(Records from a collection)
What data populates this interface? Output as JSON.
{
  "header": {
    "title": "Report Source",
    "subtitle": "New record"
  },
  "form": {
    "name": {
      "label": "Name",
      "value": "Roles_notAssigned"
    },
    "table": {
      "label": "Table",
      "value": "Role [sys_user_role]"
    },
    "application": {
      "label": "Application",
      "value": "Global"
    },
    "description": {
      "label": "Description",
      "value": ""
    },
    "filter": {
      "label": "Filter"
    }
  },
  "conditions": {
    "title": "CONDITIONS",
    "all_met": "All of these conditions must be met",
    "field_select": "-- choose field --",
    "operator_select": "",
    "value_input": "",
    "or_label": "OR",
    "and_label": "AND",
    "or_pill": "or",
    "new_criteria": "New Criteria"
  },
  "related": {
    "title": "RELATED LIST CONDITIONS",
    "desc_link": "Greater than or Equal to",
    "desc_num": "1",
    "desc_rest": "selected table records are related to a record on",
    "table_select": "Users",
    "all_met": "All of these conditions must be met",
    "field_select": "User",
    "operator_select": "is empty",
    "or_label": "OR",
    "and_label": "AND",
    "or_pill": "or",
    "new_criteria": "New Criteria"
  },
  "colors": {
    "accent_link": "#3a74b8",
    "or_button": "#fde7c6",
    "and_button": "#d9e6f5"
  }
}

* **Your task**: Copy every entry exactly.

* **Result of the task**:
What data populates this interface? Output as JSON.
{
  "header": {
    "title": "Report Source",
    "subtitle": "New record"
  },
  "form": {
    "name": {
      "label": "Name",
      "value": "Roles_notAssigned"
    },
    "table": {
      "label": "Table",
      "value": "Role [sys_user_role]"
    },
    "application": {
      "label": "Application",
      "value": "Global"
    },
    "description": {
      "label": "Description",
      "value": ""
    },
    "filter": {
      "label": "Filter"
    }
  },
  "conditions": {
    "title": "CONDITIONS",
    "all_met": "All of these conditions must be met",
    "field_select": "-- choose field --",
    "operator_select": "",
    "value_input": "",
    "or_label": "OR",
    "and_label": "AND",
    "or_pill": "or",
    "new_criteria": "New Criteria"
  },
  "related": {
    "title": "RELATED LIST CONDITIONS",
    "desc_link": "Greater than or Equal to",
    "desc_num": "1",
    "desc_rest": "selected table records are related to a record on",
    "table_select": "Users",
    "all_met": "All of these conditions must be met",
    "field_select": "User",
    "operator_select": "is empty",
    "or_label": "OR",
    "and_label": "AND",
    "or_pill": "or",
    "new_criteria": "New Criteria"
  },
  "colors": {
    "accent_link": "#3a74b8",
    "or_button": "#fde7c6",
    "and_button": "#d9e6f5"
  }
}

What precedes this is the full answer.